I waited my time lurking in dark shadows...and one late evening when she was leaving~I struck. Let it just suffice to say~what I first thought to obtain by splendid poetry and feigning tenderness, I now took with all ferocity. Grandfather later claimed it cost the institution a small fortune to hush up the matter. There were staff to bribe, claiming they had seen Dawn tempt me with suggestive clothing and tawdry remarks. Feeling outnumbered, she settled for a cash settlement, taking her father away with her, refusing to leave him one moment longer in care of such swine.

With Dawn gone I turned further inward: Sadistic play with Miss Hathway derived less and less pleasure. In fact, the entire atmosphere of the institution was unbearable. For the first time I heard the incessant screaming. The longing for freedom, those sorrowful souls prevented from death...bound by straitjackets...tossed wailing into padded cells~their only crime ever to have been born. Oh the superiority of the poorly educated staff! Who, if not for the unfortunates they attended (the same they looked down upon~mocked and jeered at), would be left unemployable, and a stain on that very pure society Grandfather thought protected by facilities like Briar Haven.

My earlier toying with putting an end to this horrid place was now a flame ignited in me. I began satisfying my resolve by snitching small amounts of cyanide from the caretaker's shed. I planned well the ghoulish task at hand. Earlier this evening I proceeded to dump handfuls of the lethal stuff into the chief's stew, and then to the lazy staff's chagrin, offered to help dish up and serve heaping proportions at breathtaking speed. The quantity of poison made the stew exceptionally potent. Patients tumbled out of chairs in deadly convulsions. But I made not a move to help...and thought only of mother, and how her calling for help had settled like snow, on cold, distant hillsides, where only dark angels drew comfort from the aloneness. Staff stumbled from the kitchen, clutching their abdomens. I personally served Grandfather his dinner...then hurried to explain his fate as I perceived the first fatal reactions.

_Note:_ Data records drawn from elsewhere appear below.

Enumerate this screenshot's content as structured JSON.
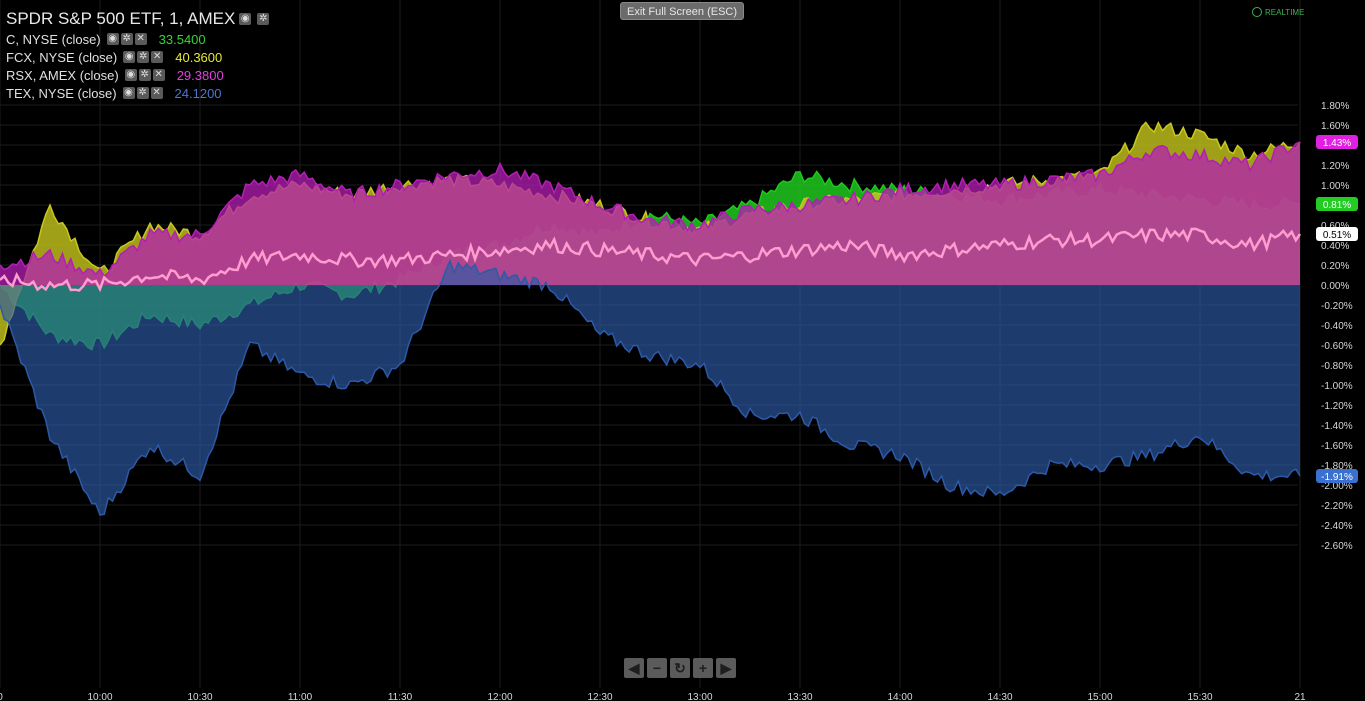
{
  "toolbar": {
    "exit_label": "Exit Full Screen (ESC)",
    "realtime_label": "REALTIME"
  },
  "legend": {
    "title": "SPDR S&P 500 ETF, 1, AMEX",
    "rows": [
      {
        "name": "C, NYSE (close)",
        "value": "33.5400",
        "color": "#33d633"
      },
      {
        "name": "FCX, NYSE (close)",
        "value": "40.3600",
        "color": "#e8e833"
      },
      {
        "name": "RSX, AMEX (close)",
        "value": "29.3800",
        "color": "#e040e0"
      },
      {
        "name": "TEX, NYSE (close)",
        "value": "24.1200",
        "color": "#4a78d0"
      }
    ]
  },
  "nav": [
    "◀",
    "−",
    "↻",
    "+",
    "▶"
  ],
  "chart_data": {
    "type": "area",
    "y_unit": "%",
    "ylim": [
      -2.7,
      1.9
    ],
    "y_ticks": [
      "1.80%",
      "1.60%",
      "1.40%",
      "1.20%",
      "1.00%",
      "0.80%",
      "0.60%",
      "0.40%",
      "0.20%",
      "0.00%",
      "-0.20%",
      "-0.40%",
      "-0.60%",
      "-0.80%",
      "-1.00%",
      "-1.20%",
      "-1.40%",
      "-1.60%",
      "-1.80%",
      "-2.00%",
      "-2.20%",
      "-2.40%",
      "-2.60%"
    ],
    "x_ticks": [
      "0",
      "10:00",
      "10:30",
      "11:00",
      "11:30",
      "12:00",
      "12:30",
      "13:00",
      "13:30",
      "14:00",
      "14:30",
      "15:00",
      "15:30",
      "21"
    ],
    "grid": true,
    "series": [
      {
        "name": "C, NYSE (close)",
        "color": "#1ec81e",
        "x": [
          "9:30",
          "9:45",
          "10:00",
          "10:15",
          "10:30",
          "10:45",
          "11:00",
          "11:15",
          "11:30",
          "11:45",
          "12:00",
          "12:15",
          "12:30",
          "12:45",
          "13:00",
          "13:15",
          "13:30",
          "13:45",
          "14:00",
          "14:15",
          "14:30",
          "14:45",
          "15:00",
          "15:15",
          "15:30",
          "15:45",
          "16:00"
        ],
        "values": [
          0.0,
          -0.5,
          -0.6,
          -0.3,
          -0.4,
          -0.2,
          0.0,
          -0.1,
          0.05,
          0.3,
          0.4,
          0.6,
          0.5,
          0.7,
          0.6,
          0.8,
          1.1,
          1.0,
          0.95,
          0.9,
          0.85,
          0.9,
          0.95,
          0.9,
          0.85,
          0.8,
          0.81
        ]
      },
      {
        "name": "FCX, NYSE (close)",
        "color": "#c8c81e",
        "x": [
          "9:30",
          "9:45",
          "10:00",
          "10:15",
          "10:30",
          "10:45",
          "11:00",
          "11:15",
          "11:30",
          "11:45",
          "12:00",
          "12:15",
          "12:30",
          "12:45",
          "13:00",
          "13:15",
          "13:30",
          "13:45",
          "14:00",
          "14:15",
          "14:30",
          "14:45",
          "15:00",
          "15:15",
          "15:30",
          "15:45",
          "16:00"
        ],
        "values": [
          -0.6,
          0.8,
          0.1,
          0.6,
          0.5,
          0.9,
          1.0,
          0.9,
          1.0,
          1.05,
          1.0,
          0.9,
          0.8,
          0.65,
          0.55,
          0.7,
          0.8,
          0.85,
          0.9,
          0.95,
          1.0,
          1.05,
          1.1,
          1.6,
          1.5,
          1.3,
          1.43
        ]
      },
      {
        "name": "RSX, AMEX (close)",
        "color": "#b41eb4",
        "x": [
          "9:30",
          "9:45",
          "10:00",
          "10:15",
          "10:30",
          "10:45",
          "11:00",
          "11:15",
          "11:30",
          "11:45",
          "12:00",
          "12:15",
          "12:30",
          "12:45",
          "13:00",
          "13:15",
          "13:30",
          "13:45",
          "14:00",
          "14:15",
          "14:30",
          "14:45",
          "15:00",
          "15:15",
          "15:30",
          "15:45",
          "16:00"
        ],
        "values": [
          0.2,
          0.3,
          0.1,
          0.5,
          0.5,
          1.0,
          1.1,
          0.9,
          1.0,
          1.1,
          1.15,
          1.0,
          0.8,
          0.65,
          0.6,
          0.75,
          0.8,
          0.85,
          0.95,
          1.0,
          1.0,
          1.05,
          1.1,
          1.35,
          1.3,
          1.2,
          1.43
        ]
      },
      {
        "name": "TEX, NYSE (close)",
        "color": "#2c5aa8",
        "x": [
          "9:30",
          "9:45",
          "10:00",
          "10:15",
          "10:30",
          "10:45",
          "11:00",
          "11:15",
          "11:30",
          "11:45",
          "12:00",
          "12:15",
          "12:30",
          "12:45",
          "13:00",
          "13:15",
          "13:30",
          "13:45",
          "14:00",
          "14:15",
          "14:30",
          "14:45",
          "15:00",
          "15:15",
          "15:30",
          "15:45",
          "16:00"
        ],
        "values": [
          -0.2,
          -1.5,
          -2.3,
          -1.6,
          -1.9,
          -0.6,
          -0.9,
          -1.0,
          -0.8,
          0.2,
          0.1,
          0.0,
          -0.5,
          -0.7,
          -0.8,
          -1.3,
          -1.3,
          -1.6,
          -1.7,
          -2.0,
          -2.1,
          -1.8,
          -1.8,
          -1.7,
          -1.5,
          -1.9,
          -1.91
        ]
      },
      {
        "name": "SPDR S&P 500 ETF",
        "color": "#ff9cd0",
        "x": [
          "9:30",
          "9:45",
          "10:00",
          "10:15",
          "10:30",
          "10:45",
          "11:00",
          "11:15",
          "11:30",
          "11:45",
          "12:00",
          "12:15",
          "12:30",
          "12:45",
          "13:00",
          "13:15",
          "13:30",
          "13:45",
          "14:00",
          "14:15",
          "14:30",
          "14:45",
          "15:00",
          "15:15",
          "15:30",
          "15:45",
          "16:00"
        ],
        "values": [
          0.05,
          0.0,
          0.0,
          0.1,
          0.05,
          0.25,
          0.3,
          0.25,
          0.25,
          0.3,
          0.35,
          0.4,
          0.35,
          0.3,
          0.25,
          0.3,
          0.35,
          0.4,
          0.3,
          0.35,
          0.4,
          0.45,
          0.45,
          0.5,
          0.5,
          0.4,
          0.51
        ]
      }
    ],
    "last_labels": [
      {
        "text": "1.43%",
        "color": "#e020e0",
        "value": 1.43
      },
      {
        "text": "0.81%",
        "color": "#22cc22",
        "value": 0.81
      },
      {
        "text": "0.51%",
        "color": "#ffffff",
        "value": 0.51
      },
      {
        "text": "-1.91%",
        "color": "#3a70d0",
        "value": -1.91
      }
    ]
  }
}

Those of the staff who missed dinner because of critical duties, upon seeing the bedlam fled the institution at an alarming pace. I suspect the lights coming up the road are some of them returning, accompanied by the authorities. And still, as I put down the pen an pick up the revolver on the table, I feel no remorse. Looking out from Grandfather's office window, down upon the moonlit gardens and orchids, and out over the lake shimmering with light, I say to myself, "The institution never has seemed lovelier. Mother!~I'm coming!"